How Is Hair Discrimination at Schools Still Happening in 2023?
On Aug. 31, a student at Barbers Hill High School named Darryl George was punished with one week of in-school suspension. His crime? "Violating" the dress code due the length of his loc'd hairstyle. After returning to class on the morning of Monday, Sept. 18, wearing his hair in the same style — only this time, twisted and tied on top of his head — he was immediately issued the same punishment, according to NPR. This marked two back-to-back suspensions for wearing locs.
Here's the thing: Barbers Hill High School is located in Texas, the same state in which Governor Greg Abbott signed the CROWN Act into law back in May. The act aims to prohibit discrimination based on hair texture and protective hairstyles, like braids, locs, twists, and knots, and 23 states have signed it into law so far. In Texas, the legislation went into effect on Sept. 1 — one day after administrators at George's school issued the suspension.
Clearly, officials aren't offering up the protections they promised. Per AP news, on Sept. 23, George's family filed a lawsuit against the Texas state governor and attorney general for failing to enforce the anti-discrimination law.
This isn't the first time Barbers Hill has sparked national outrage over its prejudiced dress code, either; they did the same thing to students DeAndre Arnold and Kaden Bradford in 2020. This caused a judge for the US District Court for the Southern District of Texas to rule that the district's hair policy is in fact discriminatory, inspiring Arnold's trip to the Oscars with the team behind the award-winning short "Hair Love."
While Arnold's story had a happier ending, the reality is that so many students are forced to face unfair discipline for simply wearing a style that protects their natural hair. The superintendent for Barbers Hill High School, Greg Poole, even stated that the school's policy is legal, saying: "when you are asked to conform . . . and give up something for the betterment of the whole, there is a psychological benefit," PBS reports. "We need more teaching (of) sacrifice." Still, regardless of how long the rule has been in place, if it is a problematic one, would it not make sense to get rid of it?

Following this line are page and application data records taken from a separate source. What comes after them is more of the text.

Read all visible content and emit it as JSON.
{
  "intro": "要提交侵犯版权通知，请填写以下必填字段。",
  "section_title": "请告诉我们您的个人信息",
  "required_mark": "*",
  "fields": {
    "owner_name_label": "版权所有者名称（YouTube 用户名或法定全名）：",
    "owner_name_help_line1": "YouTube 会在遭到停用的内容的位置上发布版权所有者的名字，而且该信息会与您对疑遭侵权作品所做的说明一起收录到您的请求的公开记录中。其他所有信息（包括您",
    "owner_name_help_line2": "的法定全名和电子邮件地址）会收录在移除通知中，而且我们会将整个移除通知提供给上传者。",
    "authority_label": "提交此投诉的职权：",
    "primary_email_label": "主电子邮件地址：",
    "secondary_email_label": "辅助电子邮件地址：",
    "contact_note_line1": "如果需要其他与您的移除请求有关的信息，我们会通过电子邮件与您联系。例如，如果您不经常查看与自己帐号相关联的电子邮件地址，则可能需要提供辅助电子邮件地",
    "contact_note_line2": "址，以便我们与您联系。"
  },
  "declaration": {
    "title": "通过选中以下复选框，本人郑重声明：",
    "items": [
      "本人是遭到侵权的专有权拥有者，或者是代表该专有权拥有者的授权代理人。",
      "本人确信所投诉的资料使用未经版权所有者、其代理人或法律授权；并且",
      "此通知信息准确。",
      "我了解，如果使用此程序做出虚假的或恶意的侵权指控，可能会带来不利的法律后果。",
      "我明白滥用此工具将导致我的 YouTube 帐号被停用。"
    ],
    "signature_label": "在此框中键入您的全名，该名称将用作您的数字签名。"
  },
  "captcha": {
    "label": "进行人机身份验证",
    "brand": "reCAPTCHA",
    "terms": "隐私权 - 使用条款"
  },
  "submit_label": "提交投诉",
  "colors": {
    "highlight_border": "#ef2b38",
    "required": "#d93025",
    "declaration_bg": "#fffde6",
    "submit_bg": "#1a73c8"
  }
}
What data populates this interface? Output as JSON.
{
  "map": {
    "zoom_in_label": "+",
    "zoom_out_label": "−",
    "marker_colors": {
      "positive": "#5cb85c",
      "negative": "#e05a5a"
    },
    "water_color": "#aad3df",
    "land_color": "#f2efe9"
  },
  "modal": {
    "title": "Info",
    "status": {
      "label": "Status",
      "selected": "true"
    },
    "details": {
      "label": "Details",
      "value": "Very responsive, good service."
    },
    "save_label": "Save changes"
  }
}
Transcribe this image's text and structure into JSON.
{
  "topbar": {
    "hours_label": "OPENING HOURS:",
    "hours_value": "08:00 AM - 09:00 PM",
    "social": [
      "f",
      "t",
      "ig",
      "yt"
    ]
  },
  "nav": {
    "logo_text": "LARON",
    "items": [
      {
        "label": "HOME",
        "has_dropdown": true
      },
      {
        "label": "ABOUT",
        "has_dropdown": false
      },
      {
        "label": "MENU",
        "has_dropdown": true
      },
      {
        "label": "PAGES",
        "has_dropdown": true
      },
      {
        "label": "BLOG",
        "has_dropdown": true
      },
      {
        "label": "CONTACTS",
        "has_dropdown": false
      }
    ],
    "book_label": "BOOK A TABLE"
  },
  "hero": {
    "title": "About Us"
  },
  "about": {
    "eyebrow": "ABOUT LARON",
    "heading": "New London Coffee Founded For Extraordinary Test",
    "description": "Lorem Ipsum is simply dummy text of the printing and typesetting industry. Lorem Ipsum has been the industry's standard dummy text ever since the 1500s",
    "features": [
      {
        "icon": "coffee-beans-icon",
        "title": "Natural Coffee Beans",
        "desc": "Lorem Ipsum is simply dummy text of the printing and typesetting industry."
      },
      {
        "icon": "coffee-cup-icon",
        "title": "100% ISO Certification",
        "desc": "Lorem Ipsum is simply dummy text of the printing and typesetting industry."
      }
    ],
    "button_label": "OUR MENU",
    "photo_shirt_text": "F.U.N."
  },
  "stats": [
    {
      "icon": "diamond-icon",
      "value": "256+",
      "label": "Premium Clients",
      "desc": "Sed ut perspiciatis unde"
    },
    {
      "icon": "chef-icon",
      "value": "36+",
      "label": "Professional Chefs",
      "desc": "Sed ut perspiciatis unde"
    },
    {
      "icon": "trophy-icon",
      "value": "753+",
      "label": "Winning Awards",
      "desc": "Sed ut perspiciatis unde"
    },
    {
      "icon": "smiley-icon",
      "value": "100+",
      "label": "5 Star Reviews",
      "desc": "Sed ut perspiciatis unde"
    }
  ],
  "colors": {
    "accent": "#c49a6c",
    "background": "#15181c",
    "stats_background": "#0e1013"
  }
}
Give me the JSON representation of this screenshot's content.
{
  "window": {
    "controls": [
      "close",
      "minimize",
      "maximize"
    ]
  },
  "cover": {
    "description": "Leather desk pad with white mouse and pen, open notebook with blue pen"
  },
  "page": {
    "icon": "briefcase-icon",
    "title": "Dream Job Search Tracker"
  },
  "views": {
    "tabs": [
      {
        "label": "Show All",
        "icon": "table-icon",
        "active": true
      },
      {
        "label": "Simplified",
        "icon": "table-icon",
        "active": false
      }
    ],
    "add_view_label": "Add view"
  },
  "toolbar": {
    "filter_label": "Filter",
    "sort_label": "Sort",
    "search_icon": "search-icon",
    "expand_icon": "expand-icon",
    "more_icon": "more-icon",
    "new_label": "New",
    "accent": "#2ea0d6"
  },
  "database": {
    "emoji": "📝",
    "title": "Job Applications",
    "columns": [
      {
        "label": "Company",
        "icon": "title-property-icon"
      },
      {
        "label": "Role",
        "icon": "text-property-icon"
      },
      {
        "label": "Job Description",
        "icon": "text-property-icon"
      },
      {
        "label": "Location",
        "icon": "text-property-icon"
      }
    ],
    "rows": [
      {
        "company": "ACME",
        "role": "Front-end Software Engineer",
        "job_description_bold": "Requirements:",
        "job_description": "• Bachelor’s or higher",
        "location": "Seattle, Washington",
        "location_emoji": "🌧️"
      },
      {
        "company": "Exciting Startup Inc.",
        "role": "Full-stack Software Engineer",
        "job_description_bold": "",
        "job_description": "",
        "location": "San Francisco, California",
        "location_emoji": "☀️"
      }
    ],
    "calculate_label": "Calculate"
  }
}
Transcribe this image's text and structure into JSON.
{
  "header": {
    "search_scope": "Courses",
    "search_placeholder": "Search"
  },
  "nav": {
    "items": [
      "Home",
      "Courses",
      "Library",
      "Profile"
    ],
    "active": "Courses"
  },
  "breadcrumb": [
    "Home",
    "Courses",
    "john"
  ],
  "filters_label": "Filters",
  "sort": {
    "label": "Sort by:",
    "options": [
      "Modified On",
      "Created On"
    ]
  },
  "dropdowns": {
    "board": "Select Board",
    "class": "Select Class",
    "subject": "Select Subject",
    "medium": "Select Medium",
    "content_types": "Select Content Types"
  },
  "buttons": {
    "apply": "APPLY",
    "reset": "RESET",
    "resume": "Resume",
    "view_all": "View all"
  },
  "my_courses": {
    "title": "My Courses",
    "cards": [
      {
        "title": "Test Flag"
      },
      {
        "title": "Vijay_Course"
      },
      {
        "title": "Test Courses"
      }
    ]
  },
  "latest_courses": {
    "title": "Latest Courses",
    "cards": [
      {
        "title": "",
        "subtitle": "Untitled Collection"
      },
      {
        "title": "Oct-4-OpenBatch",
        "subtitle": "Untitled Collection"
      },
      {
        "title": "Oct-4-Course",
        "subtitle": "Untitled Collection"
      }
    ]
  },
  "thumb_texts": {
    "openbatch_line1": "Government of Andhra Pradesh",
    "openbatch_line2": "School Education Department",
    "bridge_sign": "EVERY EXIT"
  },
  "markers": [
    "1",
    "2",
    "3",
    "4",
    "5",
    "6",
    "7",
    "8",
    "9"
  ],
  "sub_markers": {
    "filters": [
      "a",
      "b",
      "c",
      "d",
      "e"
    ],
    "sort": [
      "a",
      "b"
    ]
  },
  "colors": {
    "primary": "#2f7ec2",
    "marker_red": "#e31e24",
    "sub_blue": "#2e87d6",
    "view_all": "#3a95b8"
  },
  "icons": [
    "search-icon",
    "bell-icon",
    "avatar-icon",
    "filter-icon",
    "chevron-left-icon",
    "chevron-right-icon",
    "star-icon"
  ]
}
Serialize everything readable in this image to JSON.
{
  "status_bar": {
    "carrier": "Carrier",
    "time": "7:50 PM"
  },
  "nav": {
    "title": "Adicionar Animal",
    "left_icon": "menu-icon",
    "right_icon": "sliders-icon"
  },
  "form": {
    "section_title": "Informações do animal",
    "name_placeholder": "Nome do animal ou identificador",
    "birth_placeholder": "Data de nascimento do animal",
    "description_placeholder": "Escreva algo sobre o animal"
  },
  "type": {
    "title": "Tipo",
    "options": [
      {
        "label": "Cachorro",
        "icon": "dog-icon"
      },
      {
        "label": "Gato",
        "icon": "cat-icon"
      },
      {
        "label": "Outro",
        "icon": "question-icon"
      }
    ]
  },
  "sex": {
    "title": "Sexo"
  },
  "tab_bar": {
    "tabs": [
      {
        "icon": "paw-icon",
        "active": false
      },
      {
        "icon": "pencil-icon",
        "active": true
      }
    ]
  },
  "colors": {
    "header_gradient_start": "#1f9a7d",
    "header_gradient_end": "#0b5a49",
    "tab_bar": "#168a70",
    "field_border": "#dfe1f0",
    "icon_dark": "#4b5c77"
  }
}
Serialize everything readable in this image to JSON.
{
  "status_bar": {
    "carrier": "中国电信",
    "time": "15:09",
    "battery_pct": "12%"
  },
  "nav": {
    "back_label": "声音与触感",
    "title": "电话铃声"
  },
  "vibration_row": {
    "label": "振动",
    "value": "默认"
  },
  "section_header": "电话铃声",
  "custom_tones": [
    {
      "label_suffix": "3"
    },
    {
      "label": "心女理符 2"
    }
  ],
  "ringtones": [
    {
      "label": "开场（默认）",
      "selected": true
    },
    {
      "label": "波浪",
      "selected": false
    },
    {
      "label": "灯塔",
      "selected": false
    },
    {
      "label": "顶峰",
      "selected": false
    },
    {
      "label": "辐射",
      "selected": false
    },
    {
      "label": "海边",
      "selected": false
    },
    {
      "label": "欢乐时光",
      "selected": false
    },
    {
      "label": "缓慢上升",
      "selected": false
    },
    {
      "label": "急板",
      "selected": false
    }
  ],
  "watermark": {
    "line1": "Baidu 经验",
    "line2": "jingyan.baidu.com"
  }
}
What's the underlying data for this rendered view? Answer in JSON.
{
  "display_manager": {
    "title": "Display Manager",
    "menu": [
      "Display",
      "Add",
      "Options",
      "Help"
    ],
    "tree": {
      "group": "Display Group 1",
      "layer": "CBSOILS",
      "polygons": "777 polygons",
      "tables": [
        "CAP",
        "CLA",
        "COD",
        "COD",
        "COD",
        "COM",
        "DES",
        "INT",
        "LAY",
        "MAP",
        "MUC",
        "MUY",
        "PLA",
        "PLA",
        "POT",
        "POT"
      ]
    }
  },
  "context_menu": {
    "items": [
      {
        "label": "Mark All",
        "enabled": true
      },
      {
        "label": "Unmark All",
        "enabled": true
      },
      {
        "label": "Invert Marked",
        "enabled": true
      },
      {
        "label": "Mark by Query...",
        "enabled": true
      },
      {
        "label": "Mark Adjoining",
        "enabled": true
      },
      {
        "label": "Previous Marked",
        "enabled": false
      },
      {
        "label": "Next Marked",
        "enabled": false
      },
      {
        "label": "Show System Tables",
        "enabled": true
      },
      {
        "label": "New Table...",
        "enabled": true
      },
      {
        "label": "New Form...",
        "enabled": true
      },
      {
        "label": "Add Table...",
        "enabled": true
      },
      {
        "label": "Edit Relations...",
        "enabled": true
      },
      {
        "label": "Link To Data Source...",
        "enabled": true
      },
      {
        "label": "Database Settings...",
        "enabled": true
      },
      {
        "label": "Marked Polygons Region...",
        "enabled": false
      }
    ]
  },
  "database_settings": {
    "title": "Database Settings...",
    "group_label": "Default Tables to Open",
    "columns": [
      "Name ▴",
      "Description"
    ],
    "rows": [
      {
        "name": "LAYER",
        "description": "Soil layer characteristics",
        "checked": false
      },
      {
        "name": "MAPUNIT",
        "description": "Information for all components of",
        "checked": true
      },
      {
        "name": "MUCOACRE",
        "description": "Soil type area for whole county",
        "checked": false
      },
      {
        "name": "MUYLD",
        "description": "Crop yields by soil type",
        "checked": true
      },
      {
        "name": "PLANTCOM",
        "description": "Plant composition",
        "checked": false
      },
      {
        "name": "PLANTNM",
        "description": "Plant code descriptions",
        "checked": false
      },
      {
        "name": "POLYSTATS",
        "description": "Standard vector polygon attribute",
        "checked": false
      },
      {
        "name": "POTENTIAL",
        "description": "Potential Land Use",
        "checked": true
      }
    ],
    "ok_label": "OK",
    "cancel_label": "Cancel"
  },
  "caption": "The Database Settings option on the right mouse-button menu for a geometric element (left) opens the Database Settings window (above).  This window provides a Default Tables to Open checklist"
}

Meanwhile, this is all happening against the backdrop of politicians like Rand Paul, who are claiming that passing the CROWN Act on a federal level is not necessary, according to Yahoo News. It's always disheartening when politicians don't acknowledge the importance of passing laws to protect Black citizens, but it is infuriating when institutions blatantly break the ones already set in place for that very purpose.
School should be a safe space for learning, where students are understanding more about who they are as young adults in the world. Shouldn't there be more important things to worry about than how Black students wear their hair?
As frustrating as it is to continue having this conversation, and regardless of how many times cases like this pop up, it's imperative to treat each one with more outrage than the last. This is the only way to get schools and politicians to understand the weight of their discriminatory practices. The fight will be worth it when it is finally illegal to discriminate against someone for the way their natural hair grows out of their head. So, Barbers Hill High School, enjoy the spotlight — the world is watching.